We meet Anton Chigurh and immediately are forced to reckon with the fact that this is not a typical man. His motives are indiscernible. He seems unstoppable. But the more we understand of Chigurh and the larger his presence looms, the less we see of the violence he inflicts. It’s the inverse of what we expect, and the Coens’ way of suggesting that what matters are not the deaths themselves, but what they mean and how those around them respond to them.

The first death is so intimate, it’s almost sexual. We know almost nothing about what’s happening or why. But as the film progresses and we learn more, the Coens are careful to distance Chigurh from his victims little by little. Anton draws the curtain before killing a man in the shower, protecting himself from the blood splatter; he chases down Llewellyn in a shootout, the space between them wide enough that the two barely share the screen together; and all we see of Carson’s (Woody Harrelson) death is a puff of pistol smoke and the rocking of a chair before Chigurh carefully moves his boots out of the way as Carson’s blood pools on the floor. 

The final death, that of Carla Jean’s (Kelly Macdonald), is one of the most intimate sequences in the film as well as the only death scene completely devoid of violence. There is no blood and no smoking gun. The only proof we have that anything has happened at all is that Chigurh checks the soles of his boots as he exits the house, and by this point we know exactly what he’s checking for.

It feels significant that only Carla Jean gets this treatment. She’s the only one to question Anton’s philosophy. Throughout the film, he’s acted as an odd sort of agent of chaos and moral center. In fact, he is one of the only characters that does not lie. His sense of duty, the immense responsibility he feels to follow through with every promise, while at the same time toying with the idea of chance in a way that relinquishes his control of any situation is almost paradoxical. Though Llewellyn is already dead and the money gone, Chigurh shows up at Carla’s doorstep intent on making good on his promise to Llewellyn that he would kill her. Attempting to make a plea for her life, Chigurh asks her to gamble it on a coin toss, only Carla refuses to play his game: “The coin don’t have no say. It’s just you.”

Which brings us back to the beginning. Being a part of this world, which is both beautiful and terrible, requires us to accept the role we play in our own fates.
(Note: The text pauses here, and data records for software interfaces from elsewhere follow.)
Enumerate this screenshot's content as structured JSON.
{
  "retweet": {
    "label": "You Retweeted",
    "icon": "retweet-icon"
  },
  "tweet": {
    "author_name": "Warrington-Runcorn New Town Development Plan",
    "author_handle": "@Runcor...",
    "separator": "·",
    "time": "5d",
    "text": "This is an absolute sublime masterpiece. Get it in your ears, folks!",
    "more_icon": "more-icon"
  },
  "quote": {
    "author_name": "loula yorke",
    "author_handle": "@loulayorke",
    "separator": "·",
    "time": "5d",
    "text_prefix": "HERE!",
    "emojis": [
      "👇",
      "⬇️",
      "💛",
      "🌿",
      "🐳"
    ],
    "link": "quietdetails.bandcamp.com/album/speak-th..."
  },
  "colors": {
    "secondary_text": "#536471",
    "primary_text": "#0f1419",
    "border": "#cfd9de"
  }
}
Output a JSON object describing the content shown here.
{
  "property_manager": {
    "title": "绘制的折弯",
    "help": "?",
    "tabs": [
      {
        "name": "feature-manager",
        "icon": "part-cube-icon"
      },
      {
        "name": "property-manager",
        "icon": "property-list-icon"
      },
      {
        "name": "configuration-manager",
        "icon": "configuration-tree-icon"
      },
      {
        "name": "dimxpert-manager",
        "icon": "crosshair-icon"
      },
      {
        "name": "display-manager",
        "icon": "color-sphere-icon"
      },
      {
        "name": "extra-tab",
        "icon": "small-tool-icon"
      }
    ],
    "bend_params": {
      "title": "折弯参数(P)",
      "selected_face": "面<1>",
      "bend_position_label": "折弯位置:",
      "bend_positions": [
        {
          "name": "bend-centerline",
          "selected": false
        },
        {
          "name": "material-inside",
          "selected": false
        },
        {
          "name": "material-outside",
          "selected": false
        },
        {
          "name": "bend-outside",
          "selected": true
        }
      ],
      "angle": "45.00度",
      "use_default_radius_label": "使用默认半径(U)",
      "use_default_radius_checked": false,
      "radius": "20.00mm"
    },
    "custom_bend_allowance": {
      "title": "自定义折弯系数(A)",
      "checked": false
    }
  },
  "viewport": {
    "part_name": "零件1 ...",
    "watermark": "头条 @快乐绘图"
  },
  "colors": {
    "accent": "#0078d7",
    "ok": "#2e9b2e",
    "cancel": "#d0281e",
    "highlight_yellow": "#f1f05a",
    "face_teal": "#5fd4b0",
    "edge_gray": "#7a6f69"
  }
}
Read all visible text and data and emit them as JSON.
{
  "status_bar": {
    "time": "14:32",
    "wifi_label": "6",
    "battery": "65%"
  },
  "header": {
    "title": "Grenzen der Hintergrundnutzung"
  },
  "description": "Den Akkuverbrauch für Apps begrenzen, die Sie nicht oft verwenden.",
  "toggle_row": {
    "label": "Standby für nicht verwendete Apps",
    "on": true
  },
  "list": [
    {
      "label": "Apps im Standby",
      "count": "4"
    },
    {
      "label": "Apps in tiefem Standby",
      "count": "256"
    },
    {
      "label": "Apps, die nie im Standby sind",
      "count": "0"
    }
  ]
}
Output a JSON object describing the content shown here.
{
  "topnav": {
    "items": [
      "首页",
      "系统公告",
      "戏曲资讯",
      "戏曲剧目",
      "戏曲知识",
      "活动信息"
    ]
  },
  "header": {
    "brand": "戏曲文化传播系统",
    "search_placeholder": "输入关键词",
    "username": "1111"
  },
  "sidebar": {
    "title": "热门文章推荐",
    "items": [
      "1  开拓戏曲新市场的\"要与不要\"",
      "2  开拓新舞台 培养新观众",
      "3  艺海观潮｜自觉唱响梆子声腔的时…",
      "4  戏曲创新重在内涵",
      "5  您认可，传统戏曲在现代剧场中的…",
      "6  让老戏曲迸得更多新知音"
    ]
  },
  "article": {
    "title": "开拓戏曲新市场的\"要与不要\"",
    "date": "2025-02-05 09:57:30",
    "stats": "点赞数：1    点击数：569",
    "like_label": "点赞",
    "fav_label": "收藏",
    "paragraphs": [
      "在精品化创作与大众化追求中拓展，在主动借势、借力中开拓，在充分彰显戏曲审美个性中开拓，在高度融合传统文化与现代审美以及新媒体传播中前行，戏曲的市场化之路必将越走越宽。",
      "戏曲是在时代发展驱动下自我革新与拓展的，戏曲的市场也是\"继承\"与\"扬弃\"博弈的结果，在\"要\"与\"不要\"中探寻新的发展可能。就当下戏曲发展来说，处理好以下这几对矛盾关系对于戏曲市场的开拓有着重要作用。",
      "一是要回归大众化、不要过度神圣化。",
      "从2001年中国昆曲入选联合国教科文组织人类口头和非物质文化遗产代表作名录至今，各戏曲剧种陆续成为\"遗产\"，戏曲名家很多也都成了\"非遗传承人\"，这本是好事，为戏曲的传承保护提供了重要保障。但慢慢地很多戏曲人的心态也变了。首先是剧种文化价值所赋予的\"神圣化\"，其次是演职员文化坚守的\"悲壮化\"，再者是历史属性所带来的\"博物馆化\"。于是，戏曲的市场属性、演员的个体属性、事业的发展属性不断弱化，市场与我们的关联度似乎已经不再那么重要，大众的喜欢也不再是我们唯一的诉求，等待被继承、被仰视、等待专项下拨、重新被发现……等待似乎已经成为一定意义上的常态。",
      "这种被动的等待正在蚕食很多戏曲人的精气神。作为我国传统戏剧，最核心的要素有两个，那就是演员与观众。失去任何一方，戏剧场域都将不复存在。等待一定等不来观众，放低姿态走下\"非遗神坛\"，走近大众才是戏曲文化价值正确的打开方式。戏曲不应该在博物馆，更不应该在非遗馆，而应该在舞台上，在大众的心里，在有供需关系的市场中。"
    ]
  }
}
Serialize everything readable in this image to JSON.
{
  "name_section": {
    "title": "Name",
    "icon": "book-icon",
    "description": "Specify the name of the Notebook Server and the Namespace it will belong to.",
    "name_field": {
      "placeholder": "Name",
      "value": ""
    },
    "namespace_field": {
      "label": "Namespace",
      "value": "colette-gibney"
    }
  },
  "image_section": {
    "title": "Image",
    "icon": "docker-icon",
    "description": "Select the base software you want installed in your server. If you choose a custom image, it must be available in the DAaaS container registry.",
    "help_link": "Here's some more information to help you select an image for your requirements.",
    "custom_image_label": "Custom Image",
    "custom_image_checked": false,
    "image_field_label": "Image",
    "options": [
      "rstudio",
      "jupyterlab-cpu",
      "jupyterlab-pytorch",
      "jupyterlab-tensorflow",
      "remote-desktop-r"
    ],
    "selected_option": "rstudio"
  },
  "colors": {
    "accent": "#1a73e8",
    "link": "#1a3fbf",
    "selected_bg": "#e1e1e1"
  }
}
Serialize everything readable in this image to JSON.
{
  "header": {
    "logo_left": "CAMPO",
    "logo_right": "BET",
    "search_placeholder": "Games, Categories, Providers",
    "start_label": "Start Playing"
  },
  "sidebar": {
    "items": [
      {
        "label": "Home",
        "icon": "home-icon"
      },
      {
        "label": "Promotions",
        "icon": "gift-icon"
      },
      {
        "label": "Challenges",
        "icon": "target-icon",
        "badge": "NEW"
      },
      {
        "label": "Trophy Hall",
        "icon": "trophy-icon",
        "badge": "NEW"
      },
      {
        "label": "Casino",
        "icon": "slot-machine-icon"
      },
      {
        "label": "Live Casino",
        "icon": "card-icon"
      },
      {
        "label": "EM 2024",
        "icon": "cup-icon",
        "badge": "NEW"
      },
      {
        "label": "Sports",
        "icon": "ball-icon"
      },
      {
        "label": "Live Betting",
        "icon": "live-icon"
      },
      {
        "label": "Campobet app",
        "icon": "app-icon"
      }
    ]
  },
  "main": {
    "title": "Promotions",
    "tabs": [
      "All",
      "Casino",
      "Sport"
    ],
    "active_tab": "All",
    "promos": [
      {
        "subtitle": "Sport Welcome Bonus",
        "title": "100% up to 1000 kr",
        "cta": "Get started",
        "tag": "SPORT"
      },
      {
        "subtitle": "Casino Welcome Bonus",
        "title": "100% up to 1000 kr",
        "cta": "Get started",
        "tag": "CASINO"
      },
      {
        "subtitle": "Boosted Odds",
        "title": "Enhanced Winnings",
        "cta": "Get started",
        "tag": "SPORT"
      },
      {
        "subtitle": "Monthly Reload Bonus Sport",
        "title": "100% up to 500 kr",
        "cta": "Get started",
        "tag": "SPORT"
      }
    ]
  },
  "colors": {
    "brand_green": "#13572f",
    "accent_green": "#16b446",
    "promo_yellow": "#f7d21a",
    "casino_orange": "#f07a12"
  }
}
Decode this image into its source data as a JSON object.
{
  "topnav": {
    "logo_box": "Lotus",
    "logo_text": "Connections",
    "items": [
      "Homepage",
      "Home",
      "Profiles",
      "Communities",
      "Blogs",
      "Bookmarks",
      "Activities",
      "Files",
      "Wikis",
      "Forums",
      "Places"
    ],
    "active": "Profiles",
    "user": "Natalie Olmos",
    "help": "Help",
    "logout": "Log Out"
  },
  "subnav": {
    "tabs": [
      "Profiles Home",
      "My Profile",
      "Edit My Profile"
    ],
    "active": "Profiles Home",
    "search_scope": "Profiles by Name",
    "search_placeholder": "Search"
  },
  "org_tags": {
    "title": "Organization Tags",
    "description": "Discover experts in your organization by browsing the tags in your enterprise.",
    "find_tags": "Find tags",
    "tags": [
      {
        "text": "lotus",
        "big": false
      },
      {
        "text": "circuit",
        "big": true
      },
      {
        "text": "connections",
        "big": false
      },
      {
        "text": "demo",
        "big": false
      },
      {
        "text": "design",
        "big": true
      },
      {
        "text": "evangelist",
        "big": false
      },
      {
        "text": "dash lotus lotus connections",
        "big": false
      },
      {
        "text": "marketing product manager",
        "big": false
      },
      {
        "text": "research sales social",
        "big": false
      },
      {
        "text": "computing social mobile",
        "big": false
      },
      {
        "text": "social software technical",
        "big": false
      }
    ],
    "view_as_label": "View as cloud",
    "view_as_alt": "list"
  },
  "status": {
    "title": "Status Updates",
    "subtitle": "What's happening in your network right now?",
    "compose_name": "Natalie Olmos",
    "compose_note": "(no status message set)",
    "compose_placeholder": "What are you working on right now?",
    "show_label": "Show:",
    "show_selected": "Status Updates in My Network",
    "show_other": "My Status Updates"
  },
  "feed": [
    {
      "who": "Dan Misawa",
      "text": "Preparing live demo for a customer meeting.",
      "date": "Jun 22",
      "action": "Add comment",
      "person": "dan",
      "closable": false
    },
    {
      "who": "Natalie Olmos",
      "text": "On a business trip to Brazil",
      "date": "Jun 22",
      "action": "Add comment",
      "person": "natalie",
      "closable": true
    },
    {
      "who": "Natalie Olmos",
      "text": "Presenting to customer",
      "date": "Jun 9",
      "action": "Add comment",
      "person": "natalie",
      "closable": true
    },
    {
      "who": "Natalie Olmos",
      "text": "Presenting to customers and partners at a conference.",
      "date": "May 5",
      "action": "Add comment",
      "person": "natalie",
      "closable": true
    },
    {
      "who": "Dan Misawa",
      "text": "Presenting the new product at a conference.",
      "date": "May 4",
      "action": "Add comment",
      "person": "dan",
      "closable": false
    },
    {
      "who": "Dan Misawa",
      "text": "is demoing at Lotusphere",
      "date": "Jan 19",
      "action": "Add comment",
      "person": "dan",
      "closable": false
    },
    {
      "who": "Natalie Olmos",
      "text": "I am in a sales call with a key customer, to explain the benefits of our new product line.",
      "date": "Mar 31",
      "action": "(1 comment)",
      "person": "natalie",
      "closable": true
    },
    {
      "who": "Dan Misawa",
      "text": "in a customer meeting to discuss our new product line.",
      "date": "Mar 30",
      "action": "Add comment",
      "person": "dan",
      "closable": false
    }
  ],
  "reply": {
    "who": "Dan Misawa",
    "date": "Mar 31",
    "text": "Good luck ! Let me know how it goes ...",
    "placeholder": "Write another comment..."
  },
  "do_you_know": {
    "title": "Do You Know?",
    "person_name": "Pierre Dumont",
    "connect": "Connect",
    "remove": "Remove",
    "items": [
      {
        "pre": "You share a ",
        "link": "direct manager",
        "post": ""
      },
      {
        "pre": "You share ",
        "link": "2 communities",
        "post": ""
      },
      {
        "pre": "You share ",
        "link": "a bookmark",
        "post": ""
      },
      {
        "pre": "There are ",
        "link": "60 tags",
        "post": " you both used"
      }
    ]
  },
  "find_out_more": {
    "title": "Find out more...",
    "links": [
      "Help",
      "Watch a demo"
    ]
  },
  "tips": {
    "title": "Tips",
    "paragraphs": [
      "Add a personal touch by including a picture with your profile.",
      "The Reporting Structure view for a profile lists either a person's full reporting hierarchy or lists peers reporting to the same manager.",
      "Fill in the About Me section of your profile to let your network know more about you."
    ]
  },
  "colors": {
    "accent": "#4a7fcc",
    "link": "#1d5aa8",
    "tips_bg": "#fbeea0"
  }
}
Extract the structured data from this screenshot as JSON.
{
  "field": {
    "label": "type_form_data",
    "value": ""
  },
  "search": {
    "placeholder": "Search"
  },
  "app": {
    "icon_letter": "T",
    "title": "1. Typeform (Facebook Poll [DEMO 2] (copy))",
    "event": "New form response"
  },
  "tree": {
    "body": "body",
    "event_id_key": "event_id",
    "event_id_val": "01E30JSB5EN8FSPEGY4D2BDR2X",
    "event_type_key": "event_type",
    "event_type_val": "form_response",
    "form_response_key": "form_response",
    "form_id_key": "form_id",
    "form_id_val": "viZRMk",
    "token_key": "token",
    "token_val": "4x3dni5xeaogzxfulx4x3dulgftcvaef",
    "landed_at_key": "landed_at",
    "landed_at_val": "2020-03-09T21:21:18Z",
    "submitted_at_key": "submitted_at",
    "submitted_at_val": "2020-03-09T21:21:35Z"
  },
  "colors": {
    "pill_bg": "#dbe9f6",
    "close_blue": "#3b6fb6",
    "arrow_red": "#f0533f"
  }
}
Circumstances can arrive beyond our control and all we can do is choose how to meet them. At the same time, we have to accept that our actions have consequences, and that we do not exist in a vacuum. All of which goes to say that regardless of whether we understand everything in this world, we are still a part of it, and what we make of that is up to us to decide.